What is expected – Could you output each line of the data that follows exactly?

===== Entries provided

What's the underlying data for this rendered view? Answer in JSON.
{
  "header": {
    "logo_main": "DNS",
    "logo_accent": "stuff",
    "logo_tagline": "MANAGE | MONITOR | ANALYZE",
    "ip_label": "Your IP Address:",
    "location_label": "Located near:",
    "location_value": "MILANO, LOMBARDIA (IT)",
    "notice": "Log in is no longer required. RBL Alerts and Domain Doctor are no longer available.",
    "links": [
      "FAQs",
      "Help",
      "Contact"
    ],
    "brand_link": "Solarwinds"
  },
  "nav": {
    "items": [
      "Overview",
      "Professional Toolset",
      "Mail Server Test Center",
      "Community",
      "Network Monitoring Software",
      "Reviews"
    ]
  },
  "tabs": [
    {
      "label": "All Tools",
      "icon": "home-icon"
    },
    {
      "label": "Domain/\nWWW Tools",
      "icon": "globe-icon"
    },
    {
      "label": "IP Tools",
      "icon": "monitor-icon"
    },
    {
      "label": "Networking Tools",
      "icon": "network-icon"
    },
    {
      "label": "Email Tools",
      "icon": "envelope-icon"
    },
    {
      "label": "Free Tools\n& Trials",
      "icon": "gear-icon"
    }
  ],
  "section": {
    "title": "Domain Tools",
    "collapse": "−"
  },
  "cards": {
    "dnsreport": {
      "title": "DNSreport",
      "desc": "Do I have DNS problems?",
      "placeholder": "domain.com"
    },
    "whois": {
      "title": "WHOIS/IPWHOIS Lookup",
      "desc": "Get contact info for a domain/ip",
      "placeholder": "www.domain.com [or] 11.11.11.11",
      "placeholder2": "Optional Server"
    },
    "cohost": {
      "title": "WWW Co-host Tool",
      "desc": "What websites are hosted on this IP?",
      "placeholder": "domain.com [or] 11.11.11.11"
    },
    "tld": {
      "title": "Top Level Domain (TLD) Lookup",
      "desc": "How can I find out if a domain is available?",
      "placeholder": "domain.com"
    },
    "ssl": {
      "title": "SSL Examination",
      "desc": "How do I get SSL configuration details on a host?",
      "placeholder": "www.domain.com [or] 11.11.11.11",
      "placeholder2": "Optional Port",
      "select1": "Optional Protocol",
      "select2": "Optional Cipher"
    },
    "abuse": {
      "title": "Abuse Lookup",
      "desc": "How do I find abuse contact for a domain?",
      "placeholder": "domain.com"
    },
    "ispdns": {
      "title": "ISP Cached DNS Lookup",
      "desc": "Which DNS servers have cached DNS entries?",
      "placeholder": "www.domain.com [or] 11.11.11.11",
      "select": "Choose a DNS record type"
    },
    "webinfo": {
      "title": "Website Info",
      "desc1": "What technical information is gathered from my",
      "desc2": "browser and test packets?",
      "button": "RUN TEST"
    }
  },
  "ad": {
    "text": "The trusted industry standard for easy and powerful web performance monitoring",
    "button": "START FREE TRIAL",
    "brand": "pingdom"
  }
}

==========

Exercise output –
What's the underlying data for this rendered view? Answer in JSON.
{
  "header": {
    "logo_main": "DNS",
    "logo_accent": "stuff",
    "logo_tagline": "MANAGE | MONITOR | ANALYZE",
    "ip_label": "Your IP Address:",
    "location_label": "Located near:",
    "location_value": "MILANO, LOMBARDIA (IT)",
    "notice": "Log in is no longer required. RBL Alerts and Domain Doctor are no longer available.",
    "links": [
      "FAQs",
      "Help",
      "Contact"
    ],
    "brand_link": "Solarwinds"
  },
  "nav": {
    "items": [
      "Overview",
      "Professional Toolset",
      "Mail Server Test Center",
      "Community",
      "Network Monitoring Software",
      "Reviews"
    ]
  },
  "tabs": [
    {
      "label": "All Tools",
      "icon": "home-icon"
    },
    {
      "label": "Domain/\nWWW Tools",
      "icon": "globe-icon"
    },
    {
      "label": "IP Tools",
      "icon": "monitor-icon"
    },
    {
      "label": "Networking Tools",
      "icon": "network-icon"
    },
    {
      "label": "Email Tools",
      "icon": "envelope-icon"
    },
    {
      "label": "Free Tools\n& Trials",
      "icon": "gear-icon"
    }
  ],
  "section": {
    "title": "Domain Tools",
    "collapse": "−"
  },
  "cards": {
    "dnsreport": {
      "title": "DNSreport",
      "desc": "Do I have DNS problems?",
      "placeholder": "domain.com"
    },
    "whois": {
      "title": "WHOIS/IPWHOIS Lookup",
      "desc": "Get contact info for a domain/ip",
      "placeholder": "www.domain.com [or] 11.11.11.11",
      "placeholder2": "Optional Server"
    },
    "cohost": {
      "title": "WWW Co-host Tool",
      "desc": "What websites are hosted on this IP?",
      "placeholder": "domain.com [or] 11.11.11.11"
    },
    "tld": {
      "title": "Top Level Domain (TLD) Lookup",
      "desc": "How can I find out if a domain is available?",
      "placeholder": "domain.com"
    },
    "ssl": {
      "title": "SSL Examination",
      "desc": "How do I get SSL configuration details on a host?",
      "placeholder": "www.domain.com [or] 11.11.11.11",
      "placeholder2": "Optional Port",
      "select1": "Optional Protocol",
      "select2": "Optional Cipher"
    },
    "abuse": {
      "title": "Abuse Lookup",
      "desc": "How do I find abuse contact for a domain?",
      "placeholder": "domain.com"
    },
    "ispdns": {
      "title": "ISP Cached DNS Lookup",
      "desc": "Which DNS servers have cached DNS entries?",
      "placeholder": "www.domain.com [or] 11.11.11.11",
      "select": "Choose a DNS record type"
    },
    "webinfo": {
      "title": "Website Info",
      "desc1": "What technical information is gathered from my",
      "desc2": "browser and test packets?",
      "button": "RUN TEST"
    }
  },
  "ad": {
    "text": "The trusted industry standard for easy and powerful web performance monitoring",
    "button": "START FREE TRIAL",
    "brand": "pingdom"
  }
}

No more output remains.